Task item
Write down every entry below once more, exactly.

Excerpts from an interface dataset
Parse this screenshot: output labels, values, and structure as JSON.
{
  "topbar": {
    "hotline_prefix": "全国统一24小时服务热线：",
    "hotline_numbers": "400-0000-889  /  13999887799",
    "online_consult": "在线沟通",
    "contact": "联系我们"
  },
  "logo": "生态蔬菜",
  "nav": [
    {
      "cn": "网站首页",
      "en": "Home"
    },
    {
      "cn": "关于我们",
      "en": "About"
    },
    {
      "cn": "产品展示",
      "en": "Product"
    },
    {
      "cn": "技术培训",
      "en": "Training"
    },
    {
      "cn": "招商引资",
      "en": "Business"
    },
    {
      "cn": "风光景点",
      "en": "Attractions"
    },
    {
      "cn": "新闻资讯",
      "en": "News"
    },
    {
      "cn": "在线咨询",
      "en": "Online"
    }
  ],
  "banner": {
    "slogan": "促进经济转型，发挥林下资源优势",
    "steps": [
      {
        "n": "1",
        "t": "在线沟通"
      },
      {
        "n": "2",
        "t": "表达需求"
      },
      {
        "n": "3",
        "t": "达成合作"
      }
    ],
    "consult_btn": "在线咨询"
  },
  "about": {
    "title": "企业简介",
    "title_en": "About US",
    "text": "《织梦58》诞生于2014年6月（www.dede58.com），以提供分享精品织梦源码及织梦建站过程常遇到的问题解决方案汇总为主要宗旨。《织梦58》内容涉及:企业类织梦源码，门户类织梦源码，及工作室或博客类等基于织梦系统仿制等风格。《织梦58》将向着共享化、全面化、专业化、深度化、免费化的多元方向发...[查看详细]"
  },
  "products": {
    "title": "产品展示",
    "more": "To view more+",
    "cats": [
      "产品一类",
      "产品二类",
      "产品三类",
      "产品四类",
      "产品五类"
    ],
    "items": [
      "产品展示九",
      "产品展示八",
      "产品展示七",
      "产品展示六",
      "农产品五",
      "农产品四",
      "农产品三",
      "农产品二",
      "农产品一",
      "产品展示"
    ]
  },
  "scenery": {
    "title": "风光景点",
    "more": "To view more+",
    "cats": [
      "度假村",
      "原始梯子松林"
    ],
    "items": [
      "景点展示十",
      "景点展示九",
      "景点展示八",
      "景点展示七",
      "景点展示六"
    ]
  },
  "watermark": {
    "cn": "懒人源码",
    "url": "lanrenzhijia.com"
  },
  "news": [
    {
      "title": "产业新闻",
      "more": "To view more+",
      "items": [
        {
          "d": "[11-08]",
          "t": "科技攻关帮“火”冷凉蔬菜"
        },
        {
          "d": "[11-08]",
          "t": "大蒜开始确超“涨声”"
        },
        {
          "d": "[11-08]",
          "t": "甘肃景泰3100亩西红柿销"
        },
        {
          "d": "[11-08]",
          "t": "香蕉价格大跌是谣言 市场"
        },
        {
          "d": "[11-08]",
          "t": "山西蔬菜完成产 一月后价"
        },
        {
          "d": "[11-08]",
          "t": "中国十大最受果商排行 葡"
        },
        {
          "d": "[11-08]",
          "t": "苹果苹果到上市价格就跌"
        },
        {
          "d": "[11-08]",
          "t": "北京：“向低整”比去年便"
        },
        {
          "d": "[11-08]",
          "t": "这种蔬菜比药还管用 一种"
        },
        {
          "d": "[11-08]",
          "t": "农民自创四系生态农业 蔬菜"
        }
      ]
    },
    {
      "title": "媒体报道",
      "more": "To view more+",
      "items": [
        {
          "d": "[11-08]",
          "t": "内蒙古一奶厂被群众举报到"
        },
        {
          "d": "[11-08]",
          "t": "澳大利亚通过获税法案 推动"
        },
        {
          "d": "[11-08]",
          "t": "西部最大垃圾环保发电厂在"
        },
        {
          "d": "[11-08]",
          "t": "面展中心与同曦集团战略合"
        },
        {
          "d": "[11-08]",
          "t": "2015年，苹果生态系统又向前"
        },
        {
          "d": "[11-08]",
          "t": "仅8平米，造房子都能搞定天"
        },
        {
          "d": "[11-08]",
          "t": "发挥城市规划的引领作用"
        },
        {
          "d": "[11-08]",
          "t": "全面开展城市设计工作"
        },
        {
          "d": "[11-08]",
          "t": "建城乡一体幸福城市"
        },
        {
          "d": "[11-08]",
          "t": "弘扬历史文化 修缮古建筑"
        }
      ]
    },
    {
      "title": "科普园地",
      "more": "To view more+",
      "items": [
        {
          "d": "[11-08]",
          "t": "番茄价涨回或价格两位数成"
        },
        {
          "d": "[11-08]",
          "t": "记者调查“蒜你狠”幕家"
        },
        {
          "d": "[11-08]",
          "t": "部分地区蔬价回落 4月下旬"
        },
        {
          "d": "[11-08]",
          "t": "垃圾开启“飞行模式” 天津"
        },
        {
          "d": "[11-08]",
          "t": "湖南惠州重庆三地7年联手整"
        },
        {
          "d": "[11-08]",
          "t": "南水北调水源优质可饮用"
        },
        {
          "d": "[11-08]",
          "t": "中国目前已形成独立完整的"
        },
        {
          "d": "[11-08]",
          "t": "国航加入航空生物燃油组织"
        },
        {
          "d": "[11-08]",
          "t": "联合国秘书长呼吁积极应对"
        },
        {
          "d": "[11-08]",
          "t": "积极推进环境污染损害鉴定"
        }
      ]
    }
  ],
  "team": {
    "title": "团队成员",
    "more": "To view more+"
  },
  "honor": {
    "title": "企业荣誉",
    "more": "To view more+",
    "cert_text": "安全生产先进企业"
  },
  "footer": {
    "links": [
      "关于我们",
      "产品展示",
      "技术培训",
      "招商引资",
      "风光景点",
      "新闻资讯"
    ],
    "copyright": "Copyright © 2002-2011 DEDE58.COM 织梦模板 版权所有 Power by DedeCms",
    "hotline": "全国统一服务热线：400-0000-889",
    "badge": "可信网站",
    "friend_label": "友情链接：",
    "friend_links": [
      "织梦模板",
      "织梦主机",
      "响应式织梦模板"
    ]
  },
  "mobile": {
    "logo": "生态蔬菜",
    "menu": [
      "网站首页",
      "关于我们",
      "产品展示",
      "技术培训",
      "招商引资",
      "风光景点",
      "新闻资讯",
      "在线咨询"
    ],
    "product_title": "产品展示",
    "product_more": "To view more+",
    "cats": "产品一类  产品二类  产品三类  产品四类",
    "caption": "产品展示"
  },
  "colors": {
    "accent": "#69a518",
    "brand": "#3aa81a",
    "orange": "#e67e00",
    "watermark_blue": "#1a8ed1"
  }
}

Response to the task
Parse this screenshot: output labels, values, and structure as JSON.
{
  "topbar": {
    "hotline_prefix": "全国统一24小时服务热线：",
    "hotline_numbers": "400-0000-889  /  13999887799",
    "online_consult": "在线沟通",
    "contact": "联系我们"
  },
  "logo": "生态蔬菜",
  "nav": [
    {
      "cn": "网站首页",
      "en": "Home"
    },
    {
      "cn": "关于我们",
      "en": "About"
    },
    {
      "cn": "产品展示",
      "en": "Product"
    },
    {
      "cn": "技术培训",
      "en": "Training"
    },
    {
      "cn": "招商引资",
      "en": "Business"
    },
    {
      "cn": "风光景点",
      "en": "Attractions"
    },
    {
      "cn": "新闻资讯",
      "en": "News"
    },
    {
      "cn": "在线咨询",
      "en": "Online"
    }
  ],
  "banner": {
    "slogan": "促进经济转型，发挥林下资源优势",
    "steps": [
      {
        "n": "1",
        "t": "在线沟通"
      },
      {
        "n": "2",
        "t": "表达需求"
      },
      {
        "n": "3",
        "t": "达成合作"
      }
    ],
    "consult_btn": "在线咨询"
  },
  "about": {
    "title": "企业简介",
    "title_en": "About US",
    "text": "《织梦58》诞生于2014年6月（www.dede58.com），以提供分享精品织梦源码及织梦建站过程常遇到的问题解决方案汇总为主要宗旨。《织梦58》内容涉及:企业类织梦源码，门户类织梦源码，及工作室或博客类等基于织梦系统仿制等风格。《织梦58》将向着共享化、全面化、专业化、深度化、免费化的多元方向发...[查看详细]"
  },
  "products": {
    "title": "产品展示",
    "more": "To view more+",
    "cats": [
      "产品一类",
      "产品二类",
      "产品三类",
      "产品四类",
      "产品五类"
    ],
    "items": [
      "产品展示九",
      "产品展示八",
      "产品展示七",
      "产品展示六",
      "农产品五",
      "农产品四",
      "农产品三",
      "农产品二",
      "农产品一",
      "产品展示"
    ]
  },
  "scenery": {
    "title": "风光景点",
    "more": "To view more+",
    "cats": [
      "度假村",
      "原始梯子松林"
    ],
    "items": [
      "景点展示十",
      "景点展示九",
      "景点展示八",
      "景点展示七",
      "景点展示六"
    ]
  },
  "watermark": {
    "cn": "懒人源码",
    "url": "lanrenzhijia.com"
  },
  "news": [
    {
      "title": "产业新闻",
      "more": "To view more+",
      "items": [
        {
          "d": "[11-08]",
          "t": "科技攻关帮“火”冷凉蔬菜"
        },
        {
          "d": "[11-08]",
          "t": "大蒜开始确超“涨声”"
        },
        {
          "d": "[11-08]",
          "t": "甘肃景泰3100亩西红柿销"
        },
        {
          "d": "[11-08]",
          "t": "香蕉价格大跌是谣言 市场"
        },
        {
          "d": "[11-08]",
          "t": "山西蔬菜完成产 一月后价"
        },
        {
          "d": "[11-08]",
          "t": "中国十大最受果商排行 葡"
        },
        {
          "d": "[11-08]",
          "t": "苹果苹果到上市价格就跌"
        },
        {
          "d": "[11-08]",
          "t": "北京：“向低整”比去年便"
        },
        {
          "d": "[11-08]",
          "t": "这种蔬菜比药还管用 一种"
        },
        {
          "d": "[11-08]",
          "t": "农民自创四系生态农业 蔬菜"
        }
      ]
    },
    {
      "title": "媒体报道",
      "more": "To view more+",
      "items": [
        {
          "d": "[11-08]",
          "t": "内蒙古一奶厂被群众举报到"
        },
        {
          "d": "[11-08]",
          "t": "澳大利亚通过获税法案 推动"
        },
        {
          "d": "[11-08]",
          "t": "西部最大垃圾环保发电厂在"
        },
        {
          "d": "[11-08]",
          "t": "面展中心与同曦集团战略合"
        },
        {
          "d": "[11-08]",
          "t": "2015年，苹果生态系统又向前"
        },
        {
          "d": "[11-08]",
          "t": "仅8平米，造房子都能搞定天"
        },
        {
          "d": "[11-08]",
          "t": "发挥城市规划的引领作用"
        },
        {
          "d": "[11-08]",
          "t": "全面开展城市设计工作"
        },
        {
          "d": "[11-08]",
          "t": "建城乡一体幸福城市"
        },
        {
          "d": "[11-08]",
          "t": "弘扬历史文化 修缮古建筑"
        }
      ]
    },
    {
      "title": "科普园地",
      "more": "To view more+",
      "items": [
        {
          "d": "[11-08]",
          "t": "番茄价涨回或价格两位数成"
        },
        {
          "d": "[11-08]",
          "t": "记者调查“蒜你狠”幕家"
        },
        {
          "d": "[11-08]",
          "t": "部分地区蔬价回落 4月下旬"
        },
        {
          "d": "[11-08]",
          "t": "垃圾开启“飞行模式” 天津"
        },
        {
          "d": "[11-08]",
          "t": "湖南惠州重庆三地7年联手整"
        },
        {
          "d": "[11-08]",
          "t": "南水北调水源优质可饮用"
        },
        {
          "d": "[11-08]",
          "t": "中国目前已形成独立完整的"
        },
        {
          "d": "[11-08]",
          "t": "国航加入航空生物燃油组织"
        },
        {
          "d": "[11-08]",
          "t": "联合国秘书长呼吁积极应对"
        },
        {
          "d": "[11-08]",
          "t": "积极推进环境污染损害鉴定"
        }
      ]
    }
  ],
  "team": {
    "title": "团队成员",
    "more": "To view more+"
  },
  "honor": {
    "title": "企业荣誉",
    "more": "To view more+",
    "cert_text": "安全生产先进企业"
  },
  "footer": {
    "links": [
      "关于我们",
      "产品展示",
      "技术培训",
      "招商引资",
      "风光景点",
      "新闻资讯"
    ],
    "copyright": "Copyright © 2002-2011 DEDE58.COM 织梦模板 版权所有 Power by DedeCms",
    "hotline": "全国统一服务热线：400-0000-889",
    "badge": "可信网站",
    "friend_label": "友情链接：",
    "friend_links": [
      "织梦模板",
      "织梦主机",
      "响应式织梦模板"
    ]
  },
  "mobile": {
    "logo": "生态蔬菜",
    "menu": [
      "网站首页",
      "关于我们",
      "产品展示",
      "技术培训",
      "招商引资",
      "风光景点",
      "新闻资讯",
      "在线咨询"
    ],
    "product_title": "产品展示",
    "product_more": "To view more+",
    "cats": "产品一类  产品二类  产品三类  产品四类",
    "caption": "产品展示"
  },
  "colors": {
    "accent": "#69a518",
    "brand": "#3aa81a",
    "orange": "#e67e00",
    "watermark_blue": "#1a8ed1"
  }
}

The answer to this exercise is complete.